Mexico is one of the most dangerous countries in the world for reporters, according to the New York-based Committee to Protect Journalists. More than 30 journalists and other media workers have been killed or vanished since December 2006.
Santiago is the second journalist from El Diario to be killed in the last two years. In 2008, a crime reporter for the paper was shot outside his home.
A security spokesman for Mexican President Felipe Calderon said that no group should negotiate with organized crime.
But the president and his posse aren’t doing anything to remedy the situation.
This crisis is greater than the city of Juarez. It affects the entire nation of Mexico.
The Mexican government needs to protect its journalists immediately. Sending security personnel to news buildings and keeping bodyguards close to reporters and photographers in the field are ways it could defend them.
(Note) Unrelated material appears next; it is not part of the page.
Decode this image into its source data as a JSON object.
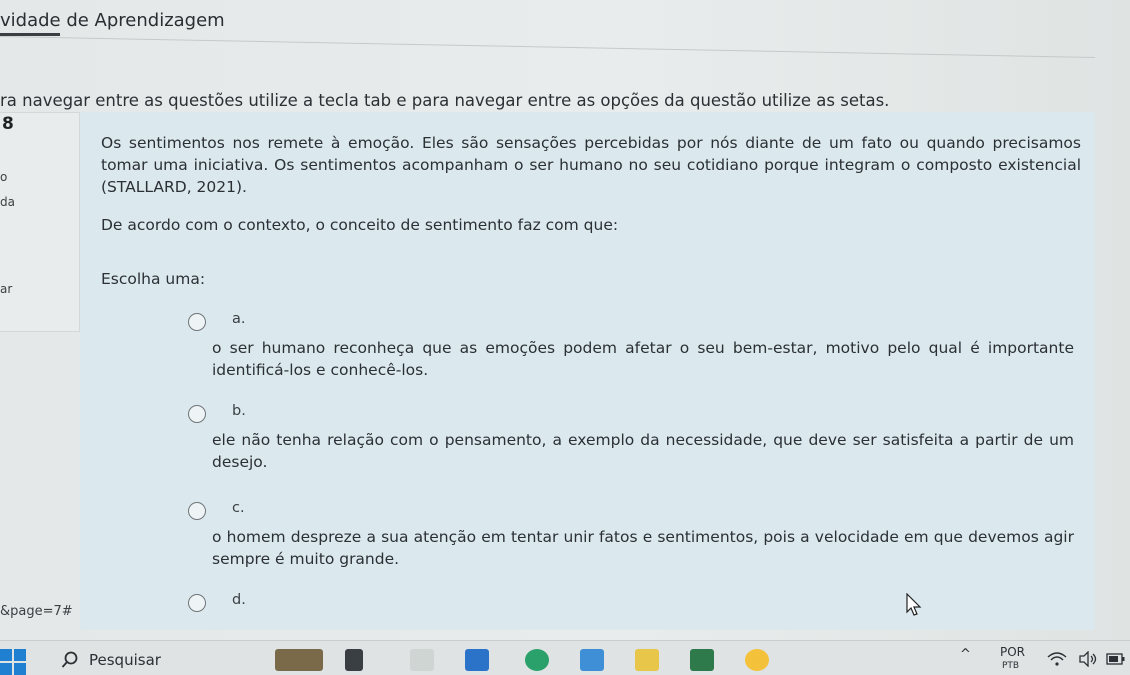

If the government does nothing to provide aid in Juarez, it will send a clear message to its citizens and the rest of the world: the cartels run the country.
As U.S. journalists, we hold the right to freedom of the press in paramount esteem. For El Diario to give it up, the staff must fear for their lives. This is their last resort to ensure their own safety.
Freedom of the press is a right guaranteed by good governments. If the Mexican government cannot protect this right, are the drug lords the true monarchs of the country? In the editorial, the newspaper is effectively calling the cartels “boss,” after all.
The situation can only worsen if the government does not act. It’s time to take the country back from the cartels, starting with the press.